It is here that Vijay was truly smart. Instead of going cap in hand and asking for project funding, he assembled a small team of internal folk who have enough clout to motivate others and were prepared to work on this as a zero cost side project. He also got feedback from a bunch of folk inside the community which helped shaped project direction. It worked as a model for figuring out how to approach the problem inside that unique organization.
For the full back story, check Vijay's explanation.
But that's just the start and even though it is early days, it seems to me that SAP has to go in two directions.
First, SAP needs more 'instant hit' use cases. That is the main topic of the above video, which follows on from the first one I shot with Vijay Vijayasankar, global vice president, SAP. Finance is the most obvious line of business target although I have seen applications that take both CRM and financial data along with geo-location data to provide predictive service solutions. Vijay talks about a predictive treasury application that was developed by his team at IBM. We shot a video demonstrating that last year. There could be many more involving predictive capabilities.
Second, in my dealings with SAP and specifically the startups that have congregated around it, I've been surprised at the level of invention in solving very specific business problems. Many of the solutions are industry specific. This is an area where SAP should actively support the creation of trials running in cloud environments, using its reach to act as the marketing arm for many of those 'white space' applications.
When you sit on the outside of a company, it is very easy to offer unsolicited advice and/or throw rocks. It is far harder to understand the complexities of instantiating change. What seems obvious to you or me is often far from obvious inside a company that has been used to 'champagne pricing' and the profits that go with it. And while I applaud Vijay's efforts and current outcome, it is only a small part of the transformation puzzle that SAP is attempting to traverse. The next such effort could easily go badly wrong.

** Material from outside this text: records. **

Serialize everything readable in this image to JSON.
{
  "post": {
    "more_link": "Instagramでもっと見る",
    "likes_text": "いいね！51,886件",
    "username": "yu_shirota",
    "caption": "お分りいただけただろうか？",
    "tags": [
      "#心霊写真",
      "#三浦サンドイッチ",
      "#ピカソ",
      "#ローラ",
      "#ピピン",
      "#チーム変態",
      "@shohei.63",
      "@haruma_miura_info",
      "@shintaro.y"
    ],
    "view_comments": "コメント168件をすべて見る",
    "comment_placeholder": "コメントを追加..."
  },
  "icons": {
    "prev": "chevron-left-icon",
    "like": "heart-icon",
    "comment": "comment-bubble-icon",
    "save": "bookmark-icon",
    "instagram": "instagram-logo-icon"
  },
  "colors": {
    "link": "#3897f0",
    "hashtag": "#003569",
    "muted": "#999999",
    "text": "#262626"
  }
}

Much has to change for these ideas to take root. For example, if the public trial model proves successful, then SAP will need to make significant changes to its sales model and compensation plans. It will need to rejig the relationship between itself and customers. It will need to work out how best to partner with third parties so that those same partners feel they are fairly rewarded without risk of being wiped out by something that SAP develops as a competitive solution.
I'd like to think that what Vijay's team has achieved is sustainable as both a delivery model and springboard for transformation. There will be plenty of skeptics who think otherwise. But ultimately it will be customers who have the final vote.
Bonus points: For those that wish to see the full, unedited version of my call with Vijay which runs 14 minutes, here's the link.
Disclosure: SAP is a premier partner